## How to complete this task
Give the entries again, precisely as they were written.

(Items from an interface collection)
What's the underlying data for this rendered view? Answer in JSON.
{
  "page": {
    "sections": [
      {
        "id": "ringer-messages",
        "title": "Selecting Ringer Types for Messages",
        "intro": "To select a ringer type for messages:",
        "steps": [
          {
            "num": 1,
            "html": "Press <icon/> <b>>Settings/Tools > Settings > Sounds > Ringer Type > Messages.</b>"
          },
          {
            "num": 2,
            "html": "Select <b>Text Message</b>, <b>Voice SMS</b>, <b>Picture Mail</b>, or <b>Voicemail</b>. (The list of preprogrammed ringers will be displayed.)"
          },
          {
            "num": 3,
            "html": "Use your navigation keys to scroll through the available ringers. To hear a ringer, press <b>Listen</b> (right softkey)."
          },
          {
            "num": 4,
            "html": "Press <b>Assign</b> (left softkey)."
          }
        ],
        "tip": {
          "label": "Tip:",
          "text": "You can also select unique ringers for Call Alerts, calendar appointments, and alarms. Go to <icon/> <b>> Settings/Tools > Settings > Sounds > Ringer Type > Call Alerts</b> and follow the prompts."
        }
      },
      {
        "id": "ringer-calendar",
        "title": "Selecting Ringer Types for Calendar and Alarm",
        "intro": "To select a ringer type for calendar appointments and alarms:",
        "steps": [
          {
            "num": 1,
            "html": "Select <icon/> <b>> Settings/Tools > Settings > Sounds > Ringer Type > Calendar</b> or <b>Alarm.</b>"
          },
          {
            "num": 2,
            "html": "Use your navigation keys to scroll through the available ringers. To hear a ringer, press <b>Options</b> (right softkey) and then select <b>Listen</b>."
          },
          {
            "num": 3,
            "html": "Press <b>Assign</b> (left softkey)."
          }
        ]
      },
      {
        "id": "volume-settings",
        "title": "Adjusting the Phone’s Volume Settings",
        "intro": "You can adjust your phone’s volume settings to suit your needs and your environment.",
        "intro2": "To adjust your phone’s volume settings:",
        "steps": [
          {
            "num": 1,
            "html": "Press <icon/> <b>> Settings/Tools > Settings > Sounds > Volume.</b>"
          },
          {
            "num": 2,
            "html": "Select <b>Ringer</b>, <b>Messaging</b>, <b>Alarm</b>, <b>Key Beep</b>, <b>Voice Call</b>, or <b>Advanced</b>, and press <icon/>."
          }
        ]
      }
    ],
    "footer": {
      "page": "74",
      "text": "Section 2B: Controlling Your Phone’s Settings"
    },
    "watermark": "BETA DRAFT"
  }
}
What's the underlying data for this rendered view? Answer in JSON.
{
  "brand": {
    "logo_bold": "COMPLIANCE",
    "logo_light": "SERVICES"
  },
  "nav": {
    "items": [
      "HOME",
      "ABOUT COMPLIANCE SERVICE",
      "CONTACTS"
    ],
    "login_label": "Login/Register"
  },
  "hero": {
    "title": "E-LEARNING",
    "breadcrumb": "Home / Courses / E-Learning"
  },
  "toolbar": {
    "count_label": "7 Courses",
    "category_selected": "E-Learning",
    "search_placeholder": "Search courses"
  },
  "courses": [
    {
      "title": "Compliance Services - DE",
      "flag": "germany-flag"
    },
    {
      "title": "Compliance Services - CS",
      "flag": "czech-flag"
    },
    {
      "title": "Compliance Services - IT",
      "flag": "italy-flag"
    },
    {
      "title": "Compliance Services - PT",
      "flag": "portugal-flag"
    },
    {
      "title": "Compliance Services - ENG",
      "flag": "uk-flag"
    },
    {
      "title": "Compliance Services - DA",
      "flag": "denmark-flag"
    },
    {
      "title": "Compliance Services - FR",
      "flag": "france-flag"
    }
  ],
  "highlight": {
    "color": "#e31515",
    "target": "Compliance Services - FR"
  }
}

## Response
What's the underlying data for this rendered view? Answer in JSON.
{
  "page": {
    "sections": [
      {
        "id": "ringer-messages",
        "title": "Selecting Ringer Types for Messages",
        "intro": "To select a ringer type for messages:",
        "steps": [
          {
            "num": 1,
            "html": "Press <icon/> <b>>Settings/Tools > Settings > Sounds > Ringer Type > Messages.</b>"
          },
          {
            "num": 2,
            "html": "Select <b>Text Message</b>, <b>Voice SMS</b>, <b>Picture Mail</b>, or <b>Voicemail</b>. (The list of preprogrammed ringers will be displayed.)"
          },
          {
            "num": 3,
            "html": "Use your navigation keys to scroll through the available ringers. To hear a ringer, press <b>Listen</b> (right softkey)."
          },
          {
            "num": 4,
            "html": "Press <b>Assign</b> (left softkey)."
          }
        ],
        "tip": {
          "label": "Tip:",
          "text": "You can also select unique ringers for Call Alerts, calendar appointments, and alarms. Go to <icon/> <b>> Settings/Tools > Settings > Sounds > Ringer Type > Call Alerts</b> and follow the prompts."
        }
      },
      {
        "id": "ringer-calendar",
        "title": "Selecting Ringer Types for Calendar and Alarm",
        "intro": "To select a ringer type for calendar appointments and alarms:",
        "steps": [
          {
            "num": 1,
            "html": "Select <icon/> <b>> Settings/Tools > Settings > Sounds > Ringer Type > Calendar</b> or <b>Alarm.</b>"
          },
          {
            "num": 2,
            "html": "Use your navigation keys to scroll through the available ringers. To hear a ringer, press <b>Options</b> (right softkey) and then select <b>Listen</b>."
          },
          {
            "num": 3,
            "html": "Press <b>Assign</b> (left softkey)."
          }
        ]
      },
      {
        "id": "volume-settings",
        "title": "Adjusting the Phone’s Volume Settings",
        "intro": "You can adjust your phone’s volume settings to suit your needs and your environment.",
        "intro2": "To adjust your phone’s volume settings:",
        "steps": [
          {
            "num": 1,
            "html": "Press <icon/> <b>> Settings/Tools > Settings > Sounds > Volume.</b>"
          },
          {
            "num": 2,
            "html": "Select <b>Ringer</b>, <b>Messaging</b>, <b>Alarm</b>, <b>Key Beep</b>, <b>Voice Call</b>, or <b>Advanced</b>, and press <icon/>."
          }
        ]
      }
    ],
    "footer": {
      "page": "74",
      "text": "Section 2B: Controlling Your Phone’s Settings"
    },
    "watermark": "BETA DRAFT"
  }
}
What's the underlying data for this rendered view? Answer in JSON.
{
  "brand": {
    "logo_bold": "COMPLIANCE",
    "logo_light": "SERVICES"
  },
  "nav": {
    "items": [
      "HOME",
      "ABOUT COMPLIANCE SERVICE",
      "CONTACTS"
    ],
    "login_label": "Login/Register"
  },
  "hero": {
    "title": "E-LEARNING",
    "breadcrumb": "Home / Courses / E-Learning"
  },
  "toolbar": {
    "count_label": "7 Courses",
    "category_selected": "E-Learning",
    "search_placeholder": "Search courses"
  },
  "courses": [
    {
      "title": "Compliance Services - DE",
      "flag": "germany-flag"
    },
    {
      "title": "Compliance Services - CS",
      "flag": "czech-flag"
    },
    {
      "title": "Compliance Services - IT",
      "flag": "italy-flag"
    },
    {
      "title": "Compliance Services - PT",
      "flag": "portugal-flag"
    },
    {
      "title": "Compliance Services - ENG",
      "flag": "uk-flag"
    },
    {
      "title": "Compliance Services - DA",
      "flag": "denmark-flag"
    },
    {
      "title": "Compliance Services - FR",
      "flag": "france-flag"
    }
  ],
  "highlight": {
    "color": "#e31515",
    "target": "Compliance Services - FR"
  }
}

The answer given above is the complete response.